Positive

On Nov 20, 2011, coastalzonepush from Orlando, FL (Zone 9b) wrote:

One of my favorite bulbs, paperwhites never fail to impress me. the bulbs can produce so many blooms and they are much more exotic than the everyday daffodil. i might be allergic but since im not sure, i wont blame paperwhites. the smell isnt very noticeable if theyre planted with other flowering plants.

Positive

On Feb 1, 2010, BloomingNewYork from New York, NY (Zone 7a) wrote:

Yes I do enjoy this plant and its marvelous flowers. It's hard for me to believe that I've successfully grown this bulb in my zone, which is just about 7 since I live on Long Island and still part of the 5 boros. This is a very delicate and beautiful flower and the blooms looked like specks of snow floating in my garden. they flowered in early April and were warmed all winter against the brick wall. Any gardener in my area ahould give them a try if they have a sunny winter site that is consistently warmed by brick etc. This plant is supposed to be a very tender one but they did work for me last season and Im trying them again.

Positive

On Jan 23, 2009, vossner from Richmond, TX (Zone 9a) wrote:

Bought some for forcing indoors in Dec 2008. They were a bargain at $0.10 ea. What a cheerful display to have indoors, but beware: the closer you get to the blooms, the more unpleasant the fragrance. When mine are spent I will plant inground outdoors and hopefully they will naturalize.

Dec 2009. Planted inground in Spring 2009, after blooms were spent, and they're starting to bloom in Jan 2010.

Positive

On Jan 11, 2009, Ga_Wildflower from Quitman, GA wrote:

These were present in the yard when we bought our home 2 years ago and they were a lovely suprise when they bloomed.

We have since bought more and planted them around some crape myrtles to add some beauty to the leafless trees as they are very bland this time of the year.

I love the delicate white flowers and that they are easy to grow.



Negative

On Nov 10, 2008, ladychroe from Bridgewater, NJ wrote:

I grew these indoors by forcing them in a vase with pebbles and water. It was very easy to grow this way, but the water must not touch the bulbs, or they will rot.

They were very pretty, but VERY fragrant, and we found the fragrance to be indescribably horrendous. It permeated the entire house. We wound up putting them on the back porch, where they were promptly frostbitten, which was fine with us. We will not purchase them again.

Positive

On Aug 13, 2007, Opoetree from Oak View, CA wrote:
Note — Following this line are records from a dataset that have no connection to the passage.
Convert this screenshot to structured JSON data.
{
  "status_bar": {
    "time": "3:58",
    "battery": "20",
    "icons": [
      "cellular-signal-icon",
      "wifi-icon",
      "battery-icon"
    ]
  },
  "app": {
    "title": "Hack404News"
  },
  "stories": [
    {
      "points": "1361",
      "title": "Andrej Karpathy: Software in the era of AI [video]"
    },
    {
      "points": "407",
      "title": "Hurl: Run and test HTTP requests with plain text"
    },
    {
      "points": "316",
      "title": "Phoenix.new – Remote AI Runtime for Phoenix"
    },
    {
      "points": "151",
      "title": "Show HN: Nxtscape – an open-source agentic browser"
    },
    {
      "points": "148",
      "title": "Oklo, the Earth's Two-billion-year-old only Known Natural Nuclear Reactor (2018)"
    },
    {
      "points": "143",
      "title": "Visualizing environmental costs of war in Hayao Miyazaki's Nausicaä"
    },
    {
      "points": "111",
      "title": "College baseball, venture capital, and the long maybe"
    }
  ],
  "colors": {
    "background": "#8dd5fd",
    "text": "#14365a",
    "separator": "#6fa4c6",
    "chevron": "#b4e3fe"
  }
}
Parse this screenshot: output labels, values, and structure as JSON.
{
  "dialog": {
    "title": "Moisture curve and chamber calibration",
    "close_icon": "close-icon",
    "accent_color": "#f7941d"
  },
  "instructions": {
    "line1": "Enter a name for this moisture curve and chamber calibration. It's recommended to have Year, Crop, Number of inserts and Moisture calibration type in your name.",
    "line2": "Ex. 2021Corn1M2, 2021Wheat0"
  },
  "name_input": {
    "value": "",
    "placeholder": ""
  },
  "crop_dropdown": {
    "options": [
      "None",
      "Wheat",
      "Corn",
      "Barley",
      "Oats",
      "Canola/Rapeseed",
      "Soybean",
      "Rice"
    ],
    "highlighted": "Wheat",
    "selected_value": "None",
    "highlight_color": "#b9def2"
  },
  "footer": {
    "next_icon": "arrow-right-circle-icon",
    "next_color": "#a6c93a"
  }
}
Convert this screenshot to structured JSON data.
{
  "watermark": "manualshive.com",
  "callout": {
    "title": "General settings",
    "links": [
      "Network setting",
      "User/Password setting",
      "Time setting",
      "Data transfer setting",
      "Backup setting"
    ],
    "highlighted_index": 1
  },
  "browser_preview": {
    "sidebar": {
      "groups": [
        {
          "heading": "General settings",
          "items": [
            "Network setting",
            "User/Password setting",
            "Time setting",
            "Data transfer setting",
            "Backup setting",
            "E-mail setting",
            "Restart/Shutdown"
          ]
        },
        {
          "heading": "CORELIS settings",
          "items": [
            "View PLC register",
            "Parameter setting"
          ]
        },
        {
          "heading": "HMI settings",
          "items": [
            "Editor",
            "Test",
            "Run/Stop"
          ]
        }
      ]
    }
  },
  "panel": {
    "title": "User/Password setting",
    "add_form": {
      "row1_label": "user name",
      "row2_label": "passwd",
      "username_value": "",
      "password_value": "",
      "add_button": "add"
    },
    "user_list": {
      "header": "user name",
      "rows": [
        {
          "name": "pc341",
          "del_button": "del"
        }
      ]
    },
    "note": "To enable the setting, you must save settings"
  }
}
I have had these flowers growing in my garden for over forty years. I have always loved them...loved the perfume! We grew them in Shafter, California, where I was growing up and now I have them in Oak View. In Shafter, it seemed they waited for springtime to bloom, but here in Oak View (the Ojai Valley), it seems that they always like to bloom just before Christmas. So easy to care for...great bulbs! Wonderful flowers.

Positive

On Feb 6, 2003, jumsmith wrote:

This was my first flower i have grown indoors and i have to say it was very easy from start to finish. The smell from these flowers was a surprise it has a smell that is unique. Grow them and you will find out what i mean. They really don't have much needs. When first starting to sprout i would water them in the morning and set in sun all day, then would give them another mist of water at the end of the day and take them out of the light. I found that it was very easy to self-pollinate them. I was not sure it was going to work at first, but now i have successfully gotten seeds from these flowers. I have not tried bulb cutting because i have forced these to bloom so i belive from what i have read that they will not bloom again. But i'm not saying it can be done i have not tried yet. ... read more